▶ Task to carry out: Starting at the line that contains "Parse this screenshot: output", write out each line through the end of the data below, exactly as it stands. Skip any pictures.
- Opening Delimiter -
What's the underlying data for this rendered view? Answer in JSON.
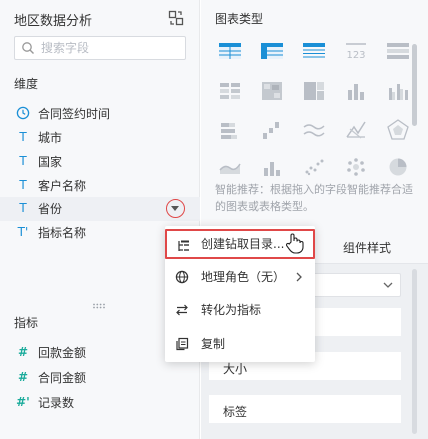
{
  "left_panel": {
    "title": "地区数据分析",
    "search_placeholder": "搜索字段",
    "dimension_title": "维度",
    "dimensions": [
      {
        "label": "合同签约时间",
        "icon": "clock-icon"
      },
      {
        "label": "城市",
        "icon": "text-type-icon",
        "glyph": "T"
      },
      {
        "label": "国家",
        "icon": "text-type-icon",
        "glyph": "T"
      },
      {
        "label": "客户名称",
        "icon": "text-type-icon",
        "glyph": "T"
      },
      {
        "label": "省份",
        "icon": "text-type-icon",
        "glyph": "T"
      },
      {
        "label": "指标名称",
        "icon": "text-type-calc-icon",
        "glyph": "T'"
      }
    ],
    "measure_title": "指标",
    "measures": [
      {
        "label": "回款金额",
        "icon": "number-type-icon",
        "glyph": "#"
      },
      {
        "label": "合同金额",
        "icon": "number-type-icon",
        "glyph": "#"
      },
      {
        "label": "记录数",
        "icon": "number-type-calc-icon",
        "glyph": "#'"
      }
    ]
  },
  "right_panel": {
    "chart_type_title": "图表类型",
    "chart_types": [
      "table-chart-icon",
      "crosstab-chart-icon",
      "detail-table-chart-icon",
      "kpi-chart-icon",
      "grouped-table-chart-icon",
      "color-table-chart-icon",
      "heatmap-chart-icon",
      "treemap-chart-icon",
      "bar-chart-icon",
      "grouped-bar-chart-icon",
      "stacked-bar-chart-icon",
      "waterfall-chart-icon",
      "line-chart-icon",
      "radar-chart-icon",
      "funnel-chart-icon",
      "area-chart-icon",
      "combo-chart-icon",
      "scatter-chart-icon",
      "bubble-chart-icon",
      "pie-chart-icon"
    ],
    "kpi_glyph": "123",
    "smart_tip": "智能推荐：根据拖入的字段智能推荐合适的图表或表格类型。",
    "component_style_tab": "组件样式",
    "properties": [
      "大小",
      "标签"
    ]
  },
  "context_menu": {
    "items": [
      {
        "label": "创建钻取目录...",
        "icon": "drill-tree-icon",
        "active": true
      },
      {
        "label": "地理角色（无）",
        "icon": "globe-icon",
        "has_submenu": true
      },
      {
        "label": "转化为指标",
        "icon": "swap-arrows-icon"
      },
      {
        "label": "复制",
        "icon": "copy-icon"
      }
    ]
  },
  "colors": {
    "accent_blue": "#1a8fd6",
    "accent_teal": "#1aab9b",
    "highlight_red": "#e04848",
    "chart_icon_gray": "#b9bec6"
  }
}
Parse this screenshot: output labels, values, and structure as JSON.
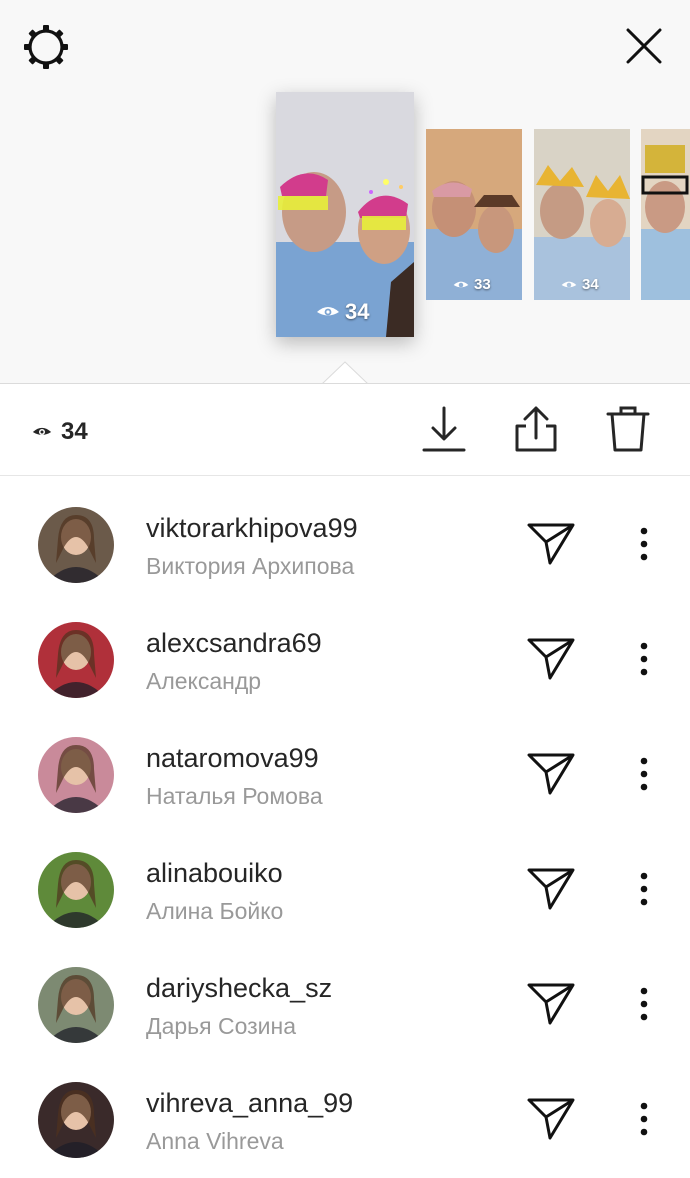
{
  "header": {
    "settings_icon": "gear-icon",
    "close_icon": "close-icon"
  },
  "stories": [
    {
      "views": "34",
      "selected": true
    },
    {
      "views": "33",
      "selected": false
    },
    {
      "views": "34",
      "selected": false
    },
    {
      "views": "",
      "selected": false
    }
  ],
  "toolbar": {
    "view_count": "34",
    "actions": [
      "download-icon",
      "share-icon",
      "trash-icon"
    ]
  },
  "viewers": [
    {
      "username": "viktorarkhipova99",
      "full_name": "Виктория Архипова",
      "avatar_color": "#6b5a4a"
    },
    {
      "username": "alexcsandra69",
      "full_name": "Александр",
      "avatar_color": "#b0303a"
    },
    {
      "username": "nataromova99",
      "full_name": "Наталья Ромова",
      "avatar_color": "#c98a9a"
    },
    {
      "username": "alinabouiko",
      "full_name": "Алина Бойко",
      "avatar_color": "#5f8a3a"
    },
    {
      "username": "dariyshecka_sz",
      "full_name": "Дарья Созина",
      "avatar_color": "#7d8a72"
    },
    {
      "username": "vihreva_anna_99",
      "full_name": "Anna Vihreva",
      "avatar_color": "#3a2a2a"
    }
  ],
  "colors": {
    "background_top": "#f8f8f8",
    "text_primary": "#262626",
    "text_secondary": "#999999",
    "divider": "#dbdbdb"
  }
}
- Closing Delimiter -
▶ Completed exercise:
Parse this screenshot: output labels, values, and structure as JSON.
{
  "header": {
    "settings_icon": "gear-icon",
    "close_icon": "close-icon"
  },
  "stories": [
    {
      "views": "34",
      "selected": true
    },
    {
      "views": "33",
      "selected": false
    },
    {
      "views": "34",
      "selected": false
    },
    {
      "views": "",
      "selected": false
    }
  ],
  "toolbar": {
    "view_count": "34",
    "actions": [
      "download-icon",
      "share-icon",
      "trash-icon"
    ]
  },
  "viewers": [
    {
      "username": "viktorarkhipova99",
      "full_name": "Виктория Архипова",
      "avatar_color": "#6b5a4a"
    },
    {
      "username": "alexcsandra69",
      "full_name": "Александр",
      "avatar_color": "#b0303a"
    },
    {
      "username": "nataromova99",
      "full_name": "Наталья Ромова",
      "avatar_color": "#c98a9a"
    },
    {
      "username": "alinabouiko",
      "full_name": "Алина Бойко",
      "avatar_color": "#5f8a3a"
    },
    {
      "username": "dariyshecka_sz",
      "full_name": "Дарья Созина",
      "avatar_color": "#7d8a72"
    },
    {
      "username": "vihreva_anna_99",
      "full_name": "Anna Vihreva",
      "avatar_color": "#3a2a2a"
    }
  ],
  "colors": {
    "background_top": "#f8f8f8",
    "text_primary": "#262626",
    "text_secondary": "#999999",
    "divider": "#dbdbdb"
  }
}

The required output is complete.